Copy out each line below that has the word "true" in it.

• [DATASET CONTENT]
== Segment start ==

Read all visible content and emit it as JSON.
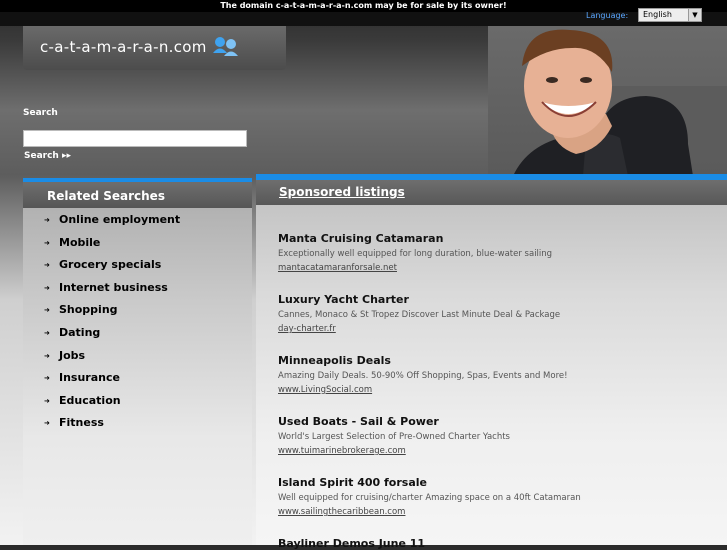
{
  "notice": "The domain c-a-t-a-m-a-r-a-n.com may be for sale by its owner!",
  "language": {
    "label": "Language:",
    "selected": "English"
  },
  "logo": {
    "text": "c-a-t-a-m-a-r-a-n.com"
  },
  "search": {
    "label": "Search",
    "button": "Search ▸▸",
    "value": ""
  },
  "related": {
    "title": "Related Searches",
    "items": [
      "Online employment",
      "Mobile",
      "Grocery specials",
      "Internet business",
      "Shopping",
      "Dating",
      "Jobs",
      "Insurance",
      "Education",
      "Fitness"
    ]
  },
  "sponsored": {
    "title": "Sponsored listings",
    "listings": [
      {
        "title": "Manta Cruising Catamaran",
        "desc": "Exceptionally well equipped for long duration, blue-water sailing",
        "url": "mantacatamaranforsale.net"
      },
      {
        "title": "Luxury Yacht Charter",
        "desc": "Cannes, Monaco & St Tropez Discover Last Minute Deal & Package",
        "url": "day-charter.fr"
      },
      {
        "title": "Minneapolis Deals",
        "desc": "Amazing Daily Deals. 50-90% Off Shopping, Spas, Events and More!",
        "url": "www.LivingSocial.com"
      },
      {
        "title": "Used Boats - Sail & Power",
        "desc": "World's Largest Selection of Pre-Owned Charter Yachts",
        "url": "www.tuimarinebrokerage.com"
      },
      {
        "title": "Island Spirit 400 forsale",
        "desc": "Well equipped for cruising/charter Amazing space on a 40ft Catamaran",
        "url": "www.sailingthecaribbean.com"
      },
      {
        "title": "Bayliner Demos June 11",
        "desc": "",
        "url": ""
      }
    ]
  },
  "colors": {
    "accent": "#1a8ce6",
    "link": "#5aa7ff"
  }
}
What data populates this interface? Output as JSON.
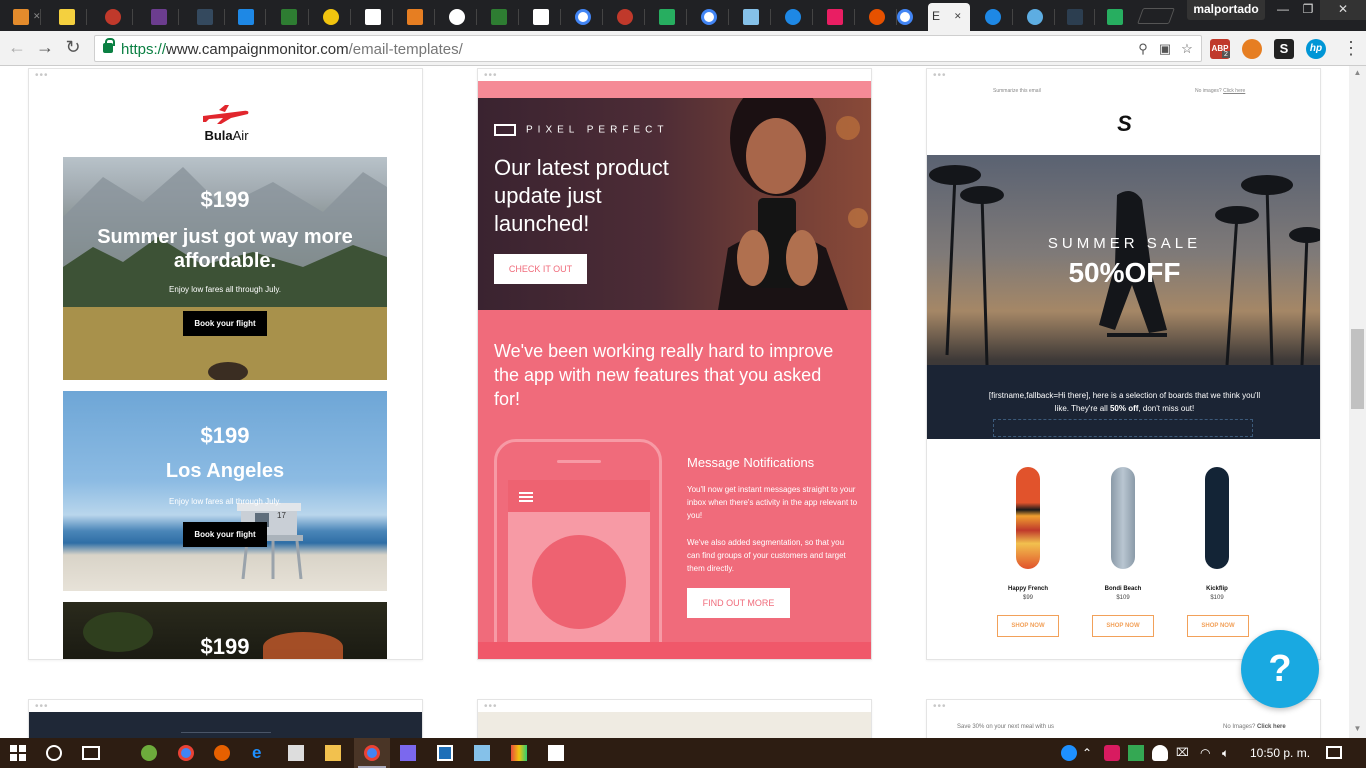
{
  "browser": {
    "active_tab_title": "E",
    "profile_name": "malportado",
    "url_scheme": "https://",
    "url_host": "www.campaignmonitor.com",
    "url_path": "/email-templates/",
    "extension_abp_label": "ABP",
    "extension_abp_badge": "2",
    "extension_s_label": "S",
    "extension_hp_label": "hp"
  },
  "templates": {
    "bula": {
      "brand_bold": "Bula",
      "brand_regular": "Air",
      "hero1_price": "$199",
      "hero1_title": "Summer just got way more affordable.",
      "hero1_sub": "Enjoy low fares all through July.",
      "hero1_button": "Book your flight",
      "hero2_price": "$199",
      "hero2_title": "Los Angeles",
      "hero2_sub": "Enjoy low fares all through July.",
      "hero2_button": "Book your flight",
      "tower_number": "17",
      "hero3_price": "$199"
    },
    "pixel": {
      "logo": "PIXEL PERFECT",
      "title": "Our latest product update just launched!",
      "cta": "CHECK IT OUT",
      "lead": "We've been working really hard to improve the app with new features that you asked for!",
      "feature_title": "Message Notifications",
      "feature_text_1": "You'll now get instant messages straight to your inbox when there's activity in the app relevant to you!",
      "feature_text_2": "We've also added segmentation, so that you can find groups of your customers and target them directly.",
      "cta2": "FIND OUT MORE"
    },
    "skate": {
      "summarize": "Summarize this email",
      "no_images": "No images?",
      "click_here": "Click here",
      "logo": "S",
      "sale": "SUMMER SALE",
      "off": "50%OFF",
      "msg_1": "[firstname,fallback=Hi there], here is a selection of boards that we think you'll like. They're all",
      "msg_bold": "50% off",
      "msg_2": ", don't miss out!",
      "boards": [
        {
          "name": "Happy French",
          "price": "$99",
          "button": "SHOP NOW"
        },
        {
          "name": "Bondi Beach",
          "price": "$109",
          "button": "SHOP NOW"
        },
        {
          "name": "Kickflip",
          "price": "$109",
          "button": "SHOP NOW"
        }
      ]
    },
    "bottom_right": {
      "left_text": "Save 30% on your next meal with us",
      "right_text": "No Images?",
      "right_link": "Click here"
    }
  },
  "help_button": "?",
  "taskbar": {
    "time": "10:50 p. m."
  },
  "colors": {
    "pixel_pink": "#f06b7b",
    "skate_orange": "#f2a15a",
    "help_blue": "#19a9e1",
    "secure_green": "#0b8043"
  }
}
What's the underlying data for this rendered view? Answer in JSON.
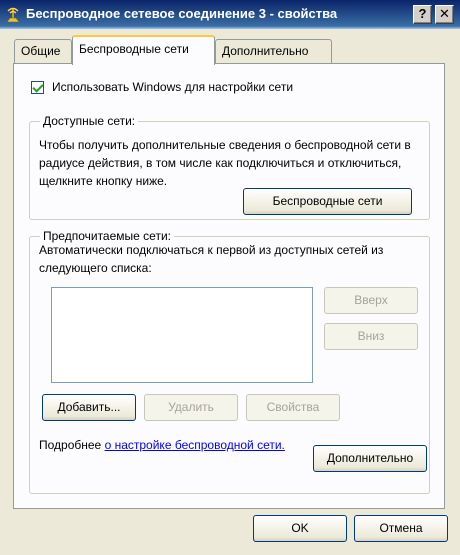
{
  "window": {
    "title": "Беспроводное сетевое соединение 3 - свойства",
    "help_label": "?",
    "close_label": "✕"
  },
  "tabs": [
    {
      "label": "Общие",
      "active": false
    },
    {
      "label": "Беспроводные сети",
      "active": true
    },
    {
      "label": "Дополнительно",
      "active": false
    }
  ],
  "use_windows": {
    "label": "Использовать Windows для настройки сети",
    "checked": true
  },
  "available_networks": {
    "heading": "Доступные сети:",
    "description": "Чтобы получить дополнительные сведения о беспроводной сети в радиусе действия, в том числе как подключиться и отключиться, щелкните кнопку ниже.",
    "button_label": "Беспроводные сети"
  },
  "preferred_networks": {
    "heading": "Предпочитаемые сети:",
    "description": "Автоматически подключаться к первой из доступных сетей из следующего списка:",
    "items": [],
    "up_label": "Вверх",
    "down_label": "Вниз",
    "add_label": "Добавить...",
    "remove_label": "Удалить",
    "properties_label": "Свойства"
  },
  "learn_more": {
    "prefix": "Подробнее",
    "link_text": "о настройке беспроводной сети."
  },
  "advanced_button_label": "Дополнительно",
  "footer": {
    "ok_label": "OK",
    "cancel_label": "Отмена"
  }
}
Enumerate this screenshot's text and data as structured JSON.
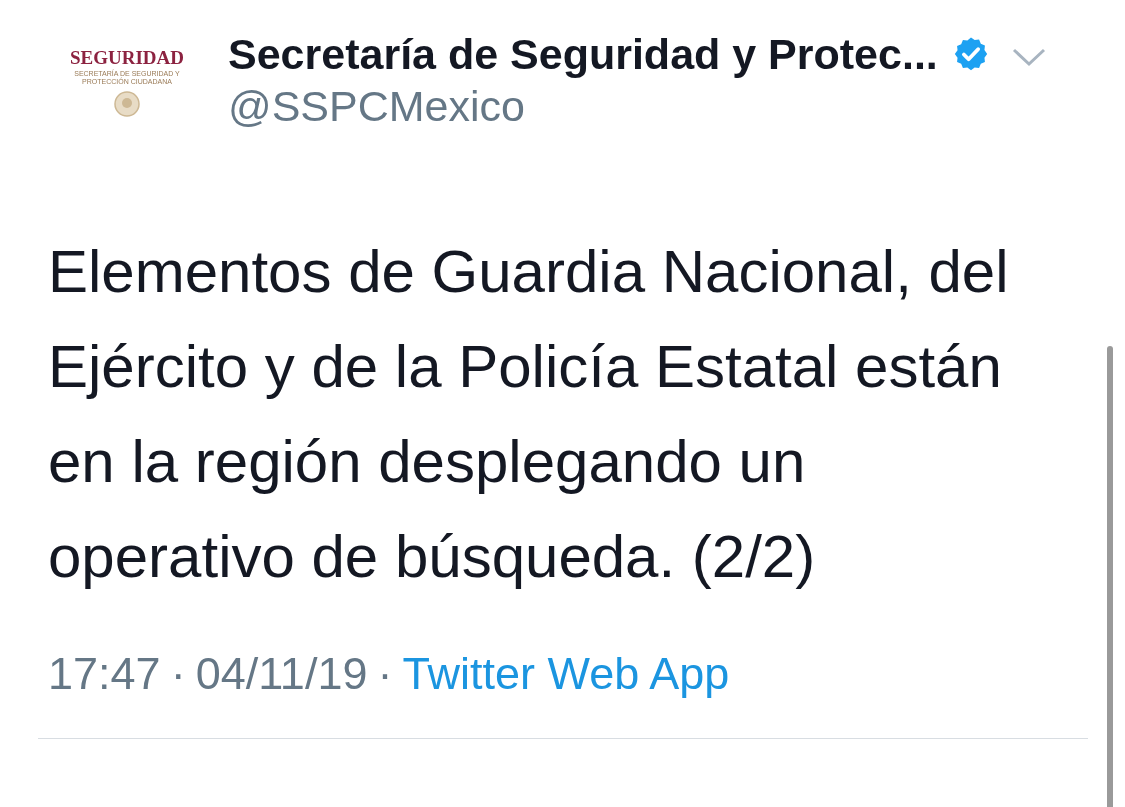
{
  "account": {
    "logo_title": "SEGURIDAD",
    "logo_subtitle": "SECRETARÍA DE SEGURIDAD Y PROTECCIÓN CIUDADANA",
    "name": "Secretaría de Seguridad y Protec...",
    "verified": true,
    "handle": "@SSPCMexico"
  },
  "tweet": {
    "text": "Elementos de Guardia Nacional, del Ejército y de la Policía Estatal están en la región desplegando un operativo de búsqueda. (2/2)"
  },
  "meta": {
    "time": "17:47",
    "separator_1": "·",
    "date": "04/11/19",
    "separator_2": "·",
    "source": "Twitter Web App"
  }
}
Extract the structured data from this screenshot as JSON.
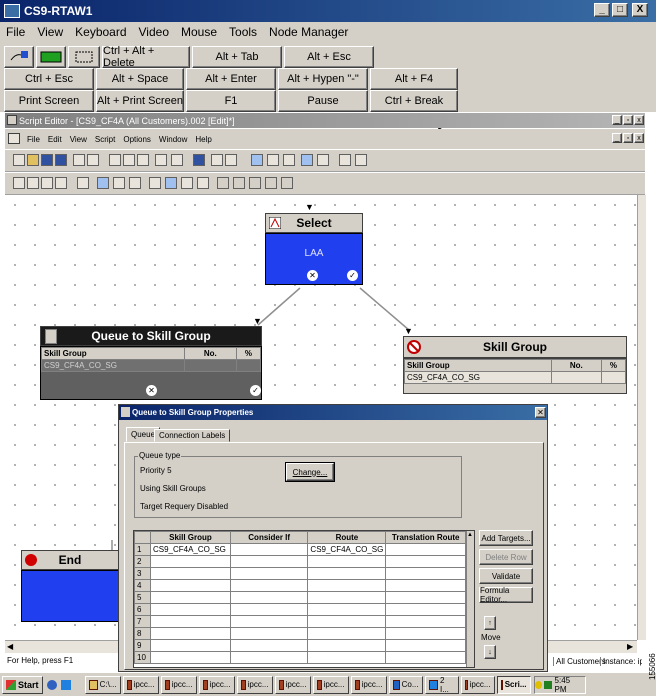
{
  "outer_window": {
    "title": "CS9-RTAW1",
    "menu": [
      "File",
      "View",
      "Keyboard",
      "Video",
      "Mouse",
      "Tools",
      "Node Manager"
    ],
    "controls": [
      "_",
      "□",
      "X"
    ]
  },
  "macro_buttons": {
    "row1": [
      "Ctrl + Alt + Delete",
      "Alt + Tab",
      "Alt + Esc"
    ],
    "row2": [
      "Ctrl + Esc",
      "Alt + Space",
      "Alt + Enter",
      "Alt + Hypen \"-\"",
      "Alt + F4"
    ],
    "row3": [
      "Print Screen",
      "Alt + Print Screen",
      "F1",
      "Pause",
      "Ctrl + Break"
    ]
  },
  "script_editor": {
    "title": "Script Editor - [CS9_CF4A (All Customers).002 [Edit]*]",
    "menu": [
      "File",
      "Edit",
      "View",
      "Script",
      "Options",
      "Window",
      "Help"
    ]
  },
  "nodes": {
    "select": {
      "title": "Select",
      "body": "LAA"
    },
    "queue": {
      "title": "Queue to Skill Group",
      "cols": [
        "Skill Group",
        "No.",
        "%"
      ],
      "row": "CS9_CF4A_CO_SG"
    },
    "skill": {
      "title": "Skill Group",
      "cols": [
        "Skill Group",
        "No.",
        "%"
      ],
      "row": "CS9_CF4A_CO_SG"
    },
    "end": {
      "title": "End"
    }
  },
  "dialog": {
    "title": "Queue to Skill Group Properties",
    "tabs": [
      "Queue",
      "Connection Labels"
    ],
    "group_label": "Queue type",
    "priority": "Priority 5",
    "using": "Using Skill Groups",
    "target": "Target Requery Disabled",
    "change_button": "Change...",
    "table_headers": [
      "Skill Group",
      "Consider If",
      "Route",
      "Translation Route"
    ],
    "row1_skill": "CS9_CF4A_CO_SG",
    "row1_route": "CS9_CF4A_CO_SG",
    "row_numbers": [
      "1",
      "2",
      "3",
      "4",
      "5",
      "6",
      "7",
      "8",
      "9",
      "10"
    ],
    "buttons": [
      "Add Targets...",
      "Delete Row",
      "Validate",
      "Formula Editor..."
    ],
    "move_label": "Move"
  },
  "status_bar": {
    "help": "For Help, press F1",
    "customers": "All Customers",
    "instance": "Instance: ipc"
  },
  "taskbar": {
    "start": "Start",
    "items": [
      "C:\\...",
      "ipcc...",
      "ipcc...",
      "ipcc...",
      "ipcc...",
      "ipcc...",
      "ipcc...",
      "ipcc...",
      "Co...",
      "2 I...",
      "ipcc...",
      "Scri..."
    ],
    "clock": "5:45 PM"
  },
  "figure_id": "155066"
}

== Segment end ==

• [PROBLEM SOLUTION]
      "active": true
    "checked": true
    "verified": true,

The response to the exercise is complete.